RECORDS FOR THE TASK:
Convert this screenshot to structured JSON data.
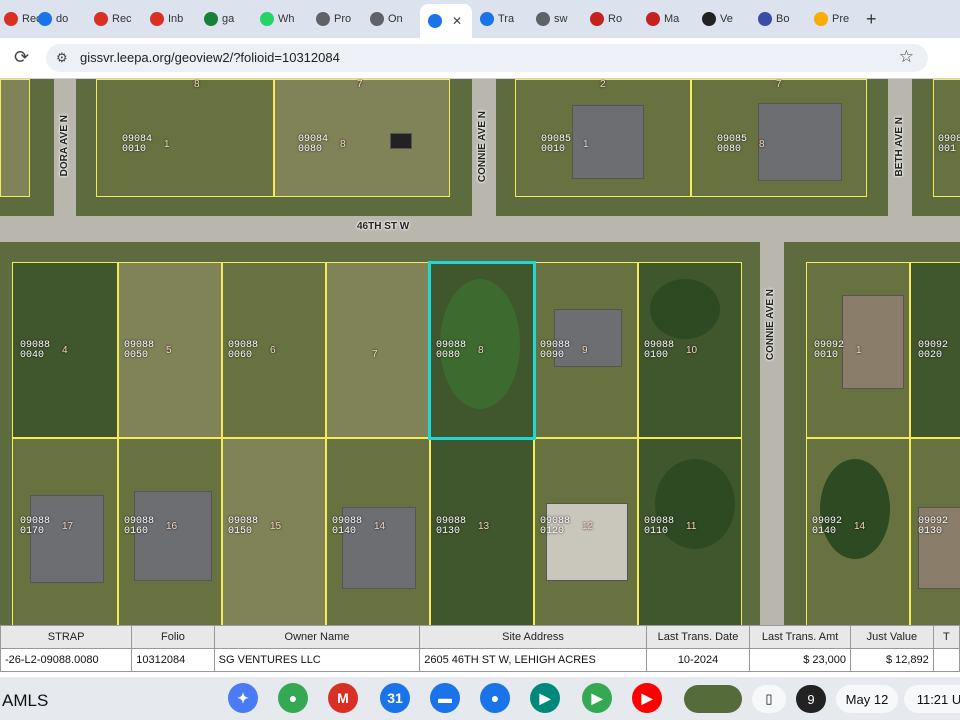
{
  "browser": {
    "tabs": [
      {
        "label": "Rec",
        "icon": "tab-icon-red",
        "color": "#d93025"
      },
      {
        "label": "do",
        "icon": "tab-icon-emoji",
        "color": "#1a73e8"
      },
      {
        "label": "Rec",
        "icon": "gmail-icon",
        "color": "#d93025"
      },
      {
        "label": "Inb",
        "icon": "gmail-icon",
        "color": "#d93025"
      },
      {
        "label": "ga",
        "icon": "sheets-icon",
        "color": "#188038"
      },
      {
        "label": "Wh",
        "icon": "whatsapp-icon",
        "color": "#25d366"
      },
      {
        "label": "Pro",
        "icon": "globe-icon",
        "color": "#5f6368"
      },
      {
        "label": "On",
        "icon": "globe-icon",
        "color": "#5f6368"
      },
      {
        "label": "",
        "icon": "globe-icon",
        "color": "#1a73e8",
        "active": true
      },
      {
        "label": "Tra",
        "icon": "translate-icon",
        "color": "#1a73e8"
      },
      {
        "label": "sw",
        "icon": "globe-icon",
        "color": "#5f6368"
      },
      {
        "label": "Ro",
        "icon": "c-icon",
        "color": "#c5221f"
      },
      {
        "label": "Ma",
        "icon": "c-icon",
        "color": "#c5221f"
      },
      {
        "label": "Ve",
        "icon": "openai-icon",
        "color": "#222222"
      },
      {
        "label": "Bo",
        "icon": "globe-icon",
        "color": "#3c4ba8"
      },
      {
        "label": "Pre",
        "icon": "triangle-icon",
        "color": "#f9ab00"
      }
    ],
    "new_tab": "+",
    "url": "gissvr.leepa.org/geoview2/?folioid=10312084",
    "reload": "⟳",
    "site_info": "⚙",
    "bookmark": "☆"
  },
  "map": {
    "roads": {
      "street": "46TH ST W",
      "dora": "DORA AVE N",
      "connie_top": "CONNIE AVE N",
      "connie_right": "CONNIE AVE N",
      "beth": "BETH AVE N"
    },
    "lots": [
      {
        "strap": "09084\n0010",
        "num": "1"
      },
      {
        "strap": "09084\n0080",
        "num": "8"
      },
      {
        "strap": "09085\n0010",
        "num": "1"
      },
      {
        "strap": "09085\n0080",
        "num": "8"
      },
      {
        "strap": "09088\n0040",
        "num": "4"
      },
      {
        "strap": "09088\n0050",
        "num": "5"
      },
      {
        "strap": "09088\n0060",
        "num": "6"
      },
      {
        "strap": "",
        "num": "7"
      },
      {
        "strap": "09088\n0080",
        "num": "8"
      },
      {
        "strap": "09088\n0090",
        "num": "9"
      },
      {
        "strap": "09088\n0100",
        "num": "10"
      },
      {
        "strap": "09092\n0010",
        "num": "1"
      },
      {
        "strap": "09092\n0020",
        "num": ""
      },
      {
        "strap": "09088\n0170",
        "num": "17"
      },
      {
        "strap": "09088\n0160",
        "num": "16"
      },
      {
        "strap": "09088\n0150",
        "num": "15"
      },
      {
        "strap": "09088\n0140",
        "num": "14"
      },
      {
        "strap": "09088\n0130",
        "num": "13"
      },
      {
        "strap": "09088\n0120",
        "num": "12"
      },
      {
        "strap": "09088\n0110",
        "num": "11"
      },
      {
        "strap": "09092\n0140",
        "num": "14"
      },
      {
        "strap": "09092\n0130",
        "num": ""
      },
      {
        "strap": "0908\n001",
        "num": ""
      }
    ],
    "top_lot_numbers": [
      "8",
      "7",
      "2",
      "7"
    ]
  },
  "table": {
    "headers": [
      "STRAP",
      "Folio",
      "Owner Name",
      "Site Address",
      "Last Trans. Date",
      "Last Trans. Amt",
      "Just Value",
      "T"
    ],
    "row": [
      "-26-L2-09088.0080",
      "10312084",
      "SG VENTURES LLC",
      "2605 46TH ST W, LEHIGH ACRES",
      "10-2024",
      "$ 23,000",
      "$ 12,892",
      ""
    ]
  },
  "taskbar": {
    "brand": "AMLS",
    "apps": [
      {
        "name": "gemini-icon",
        "glyph": "✦",
        "color": "#4a7bf7"
      },
      {
        "name": "chrome-icon",
        "glyph": "●",
        "color": "#34a853"
      },
      {
        "name": "gmail-icon",
        "glyph": "M",
        "color": "#d93025"
      },
      {
        "name": "calendar-icon",
        "glyph": "31",
        "color": "#1a73e8"
      },
      {
        "name": "files-icon",
        "glyph": "▬",
        "color": "#1a73e8"
      },
      {
        "name": "messages-icon",
        "glyph": "●",
        "color": "#1a73e8"
      },
      {
        "name": "meet-icon",
        "glyph": "▶",
        "color": "#00897b"
      },
      {
        "name": "play-store-icon",
        "glyph": "▶",
        "color": "#34a853"
      },
      {
        "name": "youtube-icon",
        "glyph": "▶",
        "color": "#ff0000"
      }
    ],
    "notification_count": "9",
    "date": "May 12",
    "time": "11:21 U"
  }
}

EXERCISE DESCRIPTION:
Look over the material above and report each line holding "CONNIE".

RESPONSE TO THE TASK:
      "connie_top": "CONNIE AVE N",
      "connie_right": "CONNIE AVE N",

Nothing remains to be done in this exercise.